I've taken to calling this "The High School Club Effect." I spent a lot of time in after school activities in high school because it didn't cost anything for me to stay there, my parents knew I was at least being supervised while they were finishing work and getting home, and it filled the social needs of a teenager. As a result, I spent a lot of time inside the school away from family and home. It did the same between indoors and outdoors as well, I just didn't think about it much at that time. These tactics used by employers appeal to those same impulses, only with the added benefit that if we're in the office, we may be doing more work for them without added compensation.
Some Thoughts to Close On
Well, that was a bit of a tangent on office layout, but it does help to understand how that environment changes. It's good to know that there is research being done that shows that incorporating elements of nature into the work environment generally help peoples' well-being. It's also good to know why and why not those changes are actually made to facilitate that improvement.
To tie this back into nature and well-being, though, I will simply implore you to keep in mind that spending time outdoors can help you cope with the stresses of work, either from the actual work you do or simply as an escape from the cages we've collectively decided are the most efficient way to turn humans into resources. Mild nihilism aside, you are the person in the best situation to know when giving yourself some time in nature is best for you. We should bear in mind that not everyone feels these effects, though. Studies even demonstrate that people in tropical areas dealing with climate issues generally don't reap the same wellness benefits of those immersing themselves in nature around a more temperate climate.
And, of course, don't be the person who opens a window in the office when everyone knows Ted from Accounting has a raucous sneezing fit during pollen season. People are unique, so find your balance and find ways to make your space the right mix of efficient for work and healthy for your being without forcing that balance on those around you.
Coming from a place of management, even if only for a while, I can tell you an employer simply can't treat you as irreplaceable. If employees were truly irreplaceable, a lot more companies would go out of business. The average employer is going to do the minimum they have to to keep you happy enough to stay, while the best will listen to your insights and encourage your well-being. However, enabling your well-being is ultimately up to you. Be sure to take the time you need to interact with the outdoors if you know that's a part of your well-being.

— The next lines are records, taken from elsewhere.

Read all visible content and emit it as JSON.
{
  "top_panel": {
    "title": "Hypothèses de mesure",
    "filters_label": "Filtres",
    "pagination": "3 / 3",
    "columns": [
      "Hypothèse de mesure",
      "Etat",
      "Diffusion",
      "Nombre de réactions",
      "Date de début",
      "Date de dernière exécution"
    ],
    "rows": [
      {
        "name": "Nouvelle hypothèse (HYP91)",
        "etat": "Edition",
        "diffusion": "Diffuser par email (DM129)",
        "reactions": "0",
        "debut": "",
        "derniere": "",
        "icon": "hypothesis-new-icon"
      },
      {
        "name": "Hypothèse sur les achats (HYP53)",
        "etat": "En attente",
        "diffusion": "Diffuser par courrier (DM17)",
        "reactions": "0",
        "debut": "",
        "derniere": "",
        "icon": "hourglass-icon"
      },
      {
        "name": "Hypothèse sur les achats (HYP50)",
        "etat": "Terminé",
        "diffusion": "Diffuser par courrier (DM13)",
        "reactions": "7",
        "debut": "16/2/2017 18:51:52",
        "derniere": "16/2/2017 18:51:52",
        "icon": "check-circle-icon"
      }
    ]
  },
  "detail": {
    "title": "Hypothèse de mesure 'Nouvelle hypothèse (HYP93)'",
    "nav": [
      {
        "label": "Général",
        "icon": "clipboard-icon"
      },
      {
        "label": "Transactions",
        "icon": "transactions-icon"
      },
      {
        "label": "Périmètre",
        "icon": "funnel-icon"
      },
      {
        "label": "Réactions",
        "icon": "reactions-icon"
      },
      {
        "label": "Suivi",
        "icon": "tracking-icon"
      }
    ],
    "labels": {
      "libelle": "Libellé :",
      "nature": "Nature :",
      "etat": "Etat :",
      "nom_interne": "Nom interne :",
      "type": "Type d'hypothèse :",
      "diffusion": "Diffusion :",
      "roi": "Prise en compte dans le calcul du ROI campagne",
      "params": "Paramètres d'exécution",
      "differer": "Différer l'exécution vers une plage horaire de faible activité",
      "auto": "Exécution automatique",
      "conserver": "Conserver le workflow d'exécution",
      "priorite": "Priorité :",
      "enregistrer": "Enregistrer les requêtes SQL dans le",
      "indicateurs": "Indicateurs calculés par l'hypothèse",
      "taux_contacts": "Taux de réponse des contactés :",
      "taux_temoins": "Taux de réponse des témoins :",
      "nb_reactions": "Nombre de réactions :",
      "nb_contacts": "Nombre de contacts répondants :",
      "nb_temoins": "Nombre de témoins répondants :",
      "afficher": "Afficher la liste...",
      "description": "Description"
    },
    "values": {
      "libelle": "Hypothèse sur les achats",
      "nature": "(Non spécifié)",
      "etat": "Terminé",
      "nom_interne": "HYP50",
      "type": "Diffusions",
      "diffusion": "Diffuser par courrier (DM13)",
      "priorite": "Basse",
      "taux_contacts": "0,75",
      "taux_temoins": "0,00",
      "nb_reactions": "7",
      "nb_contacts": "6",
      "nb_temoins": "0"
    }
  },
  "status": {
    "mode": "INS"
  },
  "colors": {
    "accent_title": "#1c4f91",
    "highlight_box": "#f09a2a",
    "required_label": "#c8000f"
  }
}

So, do yourself a favor, and as we generally start heading back into offices around the world, if you've found benefit being near nature, keep finding that time. Take care of yourself, and make the time you need to make that happen. So take that walk, you matter enough to have a healthy relationship between work and nature :)
~ And, as always, don't forget to keep wondering ~
Nature & Human Well-Being
Office Space & Human Well-Being
Prismatic Planet wants to get excited for the planet, raise awareness of its inhabitants, and get smarter about Earth.